By: Kara Goldfarb …..
“A Student Group Concedes It Took Funds From The CIA”
That was the front page headline of the Feb. 14, 1967, edition of the New York Times. The article was one in a slew of articles published at the time in relation to something called Operation Mockingbird.
What was Operation Mockingbird?
It was an alleged large-scale project undertaken by the CIA beginning in the 1950s in which they recruited American journalists into a propaganda network. The recruited journalists were put on a payroll by the CIA and instructed to write fake stories that promoted the views of the intelligence agency. Student cultural organizations and magazines were allegedly funded as fronts for this operation.
Operation Mockingbird expanded later on in order to influence foreign media as well.
Frank Wisner, the director of the espionage and counter-intelligence branch, spearheaded the organization and was told to concentrate on “propaganda, economic warfare; preventive direct action, including sabotage, anti-sabotage, demolition and evacuation measures; subversion against hostile states, including assistance to underground resistance groups, and support of indigenous anti-Communist elements in threatened countries of the free world.”
Journalists were reportedly blackmailed and threatened into this network.
The CIA’s financing of independent and private organizations wasn’t just meant to create favorable stories. It was also a means to covertly collect information from other countries that were relevant to America’s national security.
Like the New York Times article, Ramparts Magazine exposed the covert operation in 1967 when it reported that the National Student Association received funding from the CIA.
A 1977 article in Rolling Stone, written by Carl Bernstein, was titled “The CIA and the Media.” Bernstein said in the article that the CIA “has secretly bankrolled numerous foreign press services, periodicals and newspapers—both English and foreign language—which provided excellent cover for CIA operatives.”
These reports led to a series of congressional investigations done in the 1970s under a committee that was set up by the U.S. Senate and named the Church Committee.

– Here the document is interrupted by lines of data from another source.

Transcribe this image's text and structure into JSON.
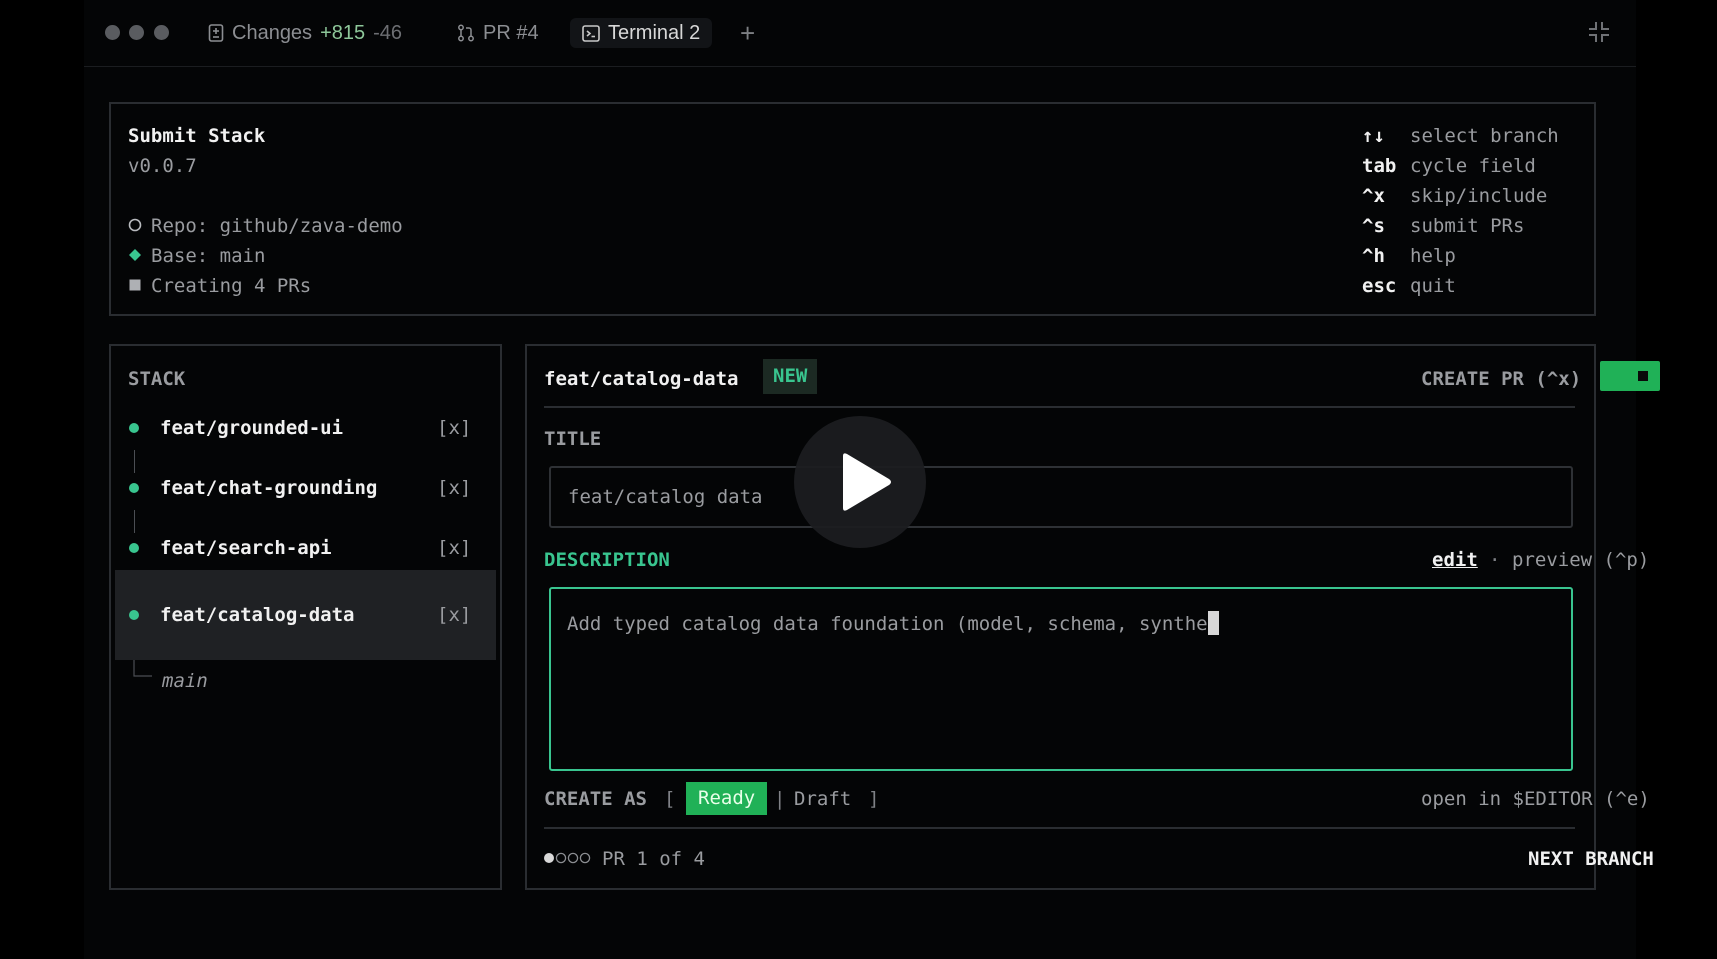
{
  "tabs": {
    "changes": {
      "label": "Changes",
      "added": "+815",
      "removed": "-46"
    },
    "pr": {
      "label": "PR #4"
    },
    "terminal": {
      "label": "Terminal 2"
    },
    "add": "+"
  },
  "header": {
    "title": "Submit Stack",
    "version": "v0.0.7",
    "repo": "Repo: github/zava-demo",
    "base": "Base: main",
    "creating": "Creating 4 PRs",
    "shortcuts": [
      {
        "key": "↑↓",
        "desc": "select branch"
      },
      {
        "key": "tab",
        "desc": "cycle field"
      },
      {
        "key": "^x",
        "desc": "skip/include"
      },
      {
        "key": "^s",
        "desc": "submit PRs"
      },
      {
        "key": "^h",
        "desc": "help"
      },
      {
        "key": "esc",
        "desc": "quit"
      }
    ]
  },
  "stack": {
    "title": "STACK",
    "items": [
      {
        "name": "feat/grounded-ui",
        "mark": "[x]"
      },
      {
        "name": "feat/chat-grounding",
        "mark": "[x]"
      },
      {
        "name": "feat/search-api",
        "mark": "[x]"
      },
      {
        "name": "feat/catalog-data",
        "mark": "[x]"
      }
    ],
    "base": "main"
  },
  "detail": {
    "branch": "feat/catalog-data",
    "badge": "NEW",
    "create_pr_label": "CREATE PR (^x)",
    "title_label": "TITLE",
    "title_value": "feat/catalog data",
    "description_label": "DESCRIPTION",
    "edit_label": "edit",
    "separator": "·",
    "preview_label": "preview (^p)",
    "description_value": "Add typed catalog data foundation (model, schema, synthe",
    "create_as_label": "CREATE AS",
    "bracket_open": "[",
    "ready_label": "Ready",
    "bracket_mid": "|",
    "draft_label": "Draft",
    "bracket_close": "]",
    "open_editor_label": "open in $EDITOR (^e)",
    "pr_progress": "PR 1 of 4",
    "next_branch_label": "NEXT BRANCH"
  },
  "colors": {
    "accent": "#39c58f",
    "ready": "#20b157",
    "background": "#000000"
  }
}
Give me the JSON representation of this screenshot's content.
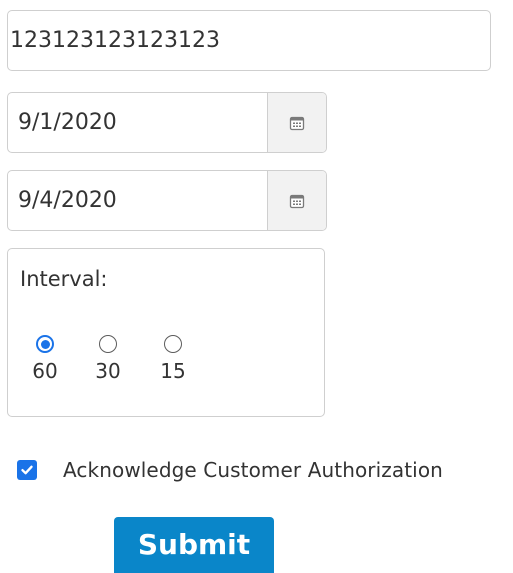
{
  "account": {
    "value": "123123123123123"
  },
  "start_date": {
    "value": "9/1/2020",
    "icon": "calendar-icon"
  },
  "end_date": {
    "value": "9/4/2020",
    "icon": "calendar-icon"
  },
  "interval": {
    "label": "Interval:",
    "options": [
      {
        "label": "60",
        "selected": true
      },
      {
        "label": "30",
        "selected": false
      },
      {
        "label": "15",
        "selected": false
      }
    ]
  },
  "acknowledge": {
    "label": "Acknowledge Customer Authorization",
    "checked": true
  },
  "submit": {
    "label": "Submit"
  },
  "colors": {
    "accent": "#1a73e8",
    "submit_bg": "#0a86c9",
    "border": "#cfcfcf",
    "text": "#333333"
  }
}
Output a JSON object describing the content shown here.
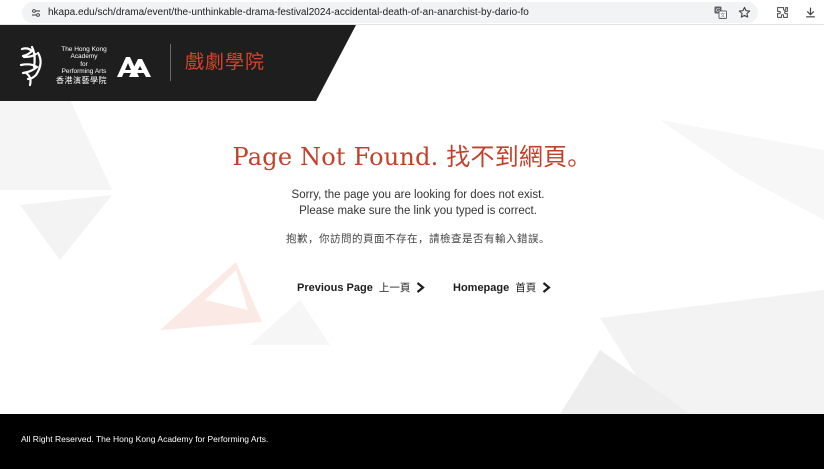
{
  "browser": {
    "url": "hkapa.edu/sch/drama/event/the-unthinkable-drama-festival2024-accidental-death-of-an-anarchist-by-dario-fo",
    "icons": [
      "site-info-icon",
      "translate-icon",
      "bookmark-star-icon",
      "extensions-icon",
      "download-icon"
    ]
  },
  "header": {
    "academy_en_line1": "The Hong Kong Academy",
    "academy_en_line2": "for",
    "academy_en_line3": "Performing Arts",
    "academy_zh": "香港演藝學院",
    "department": "戲劇學院",
    "colors": {
      "band": "#1e1e1e",
      "accent": "#d8432a"
    }
  },
  "content": {
    "title": "Page Not Found. 找不到網頁。",
    "message_en_1": "Sorry, the page you are looking for does not exist.",
    "message_en_2": "Please make sure the link you typed is correct.",
    "message_zh": "抱歉，你訪問的頁面不存在，請檢查是否有輸入錯誤。",
    "links": {
      "previous": {
        "label": "Previous Page",
        "label_zh": "上一頁",
        "icon": "chevron-right-icon"
      },
      "home": {
        "label": "Homepage",
        "label_zh": "首頁",
        "icon": "chevron-right-icon"
      }
    },
    "colors": {
      "title": "#c2412a"
    }
  },
  "footer": {
    "copyright": "All Right Reserved. The Hong Kong Academy for Performing Arts."
  }
}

The Church Committee investigations looked into government operations and potential abuses by the CIA, the NSA, the FBI and the IRS.
In 2007, around 700 pages of documents from the 1970s were declassified and released by the CIA in a collection called “The Family Jewels.” The files all surrounded the investigations and scandals pertaining to agency misconduct during the 1970s.
There was only one mention of Operation Mockingbird in these files, in which it was revealed that two American journalists were wire-tapped for several months.
Though declassified documents show that this type of operation occurred, it’s never been officially confirmed as the title of Operation Mockingbird. Thus, it’s also never been officially discontinued.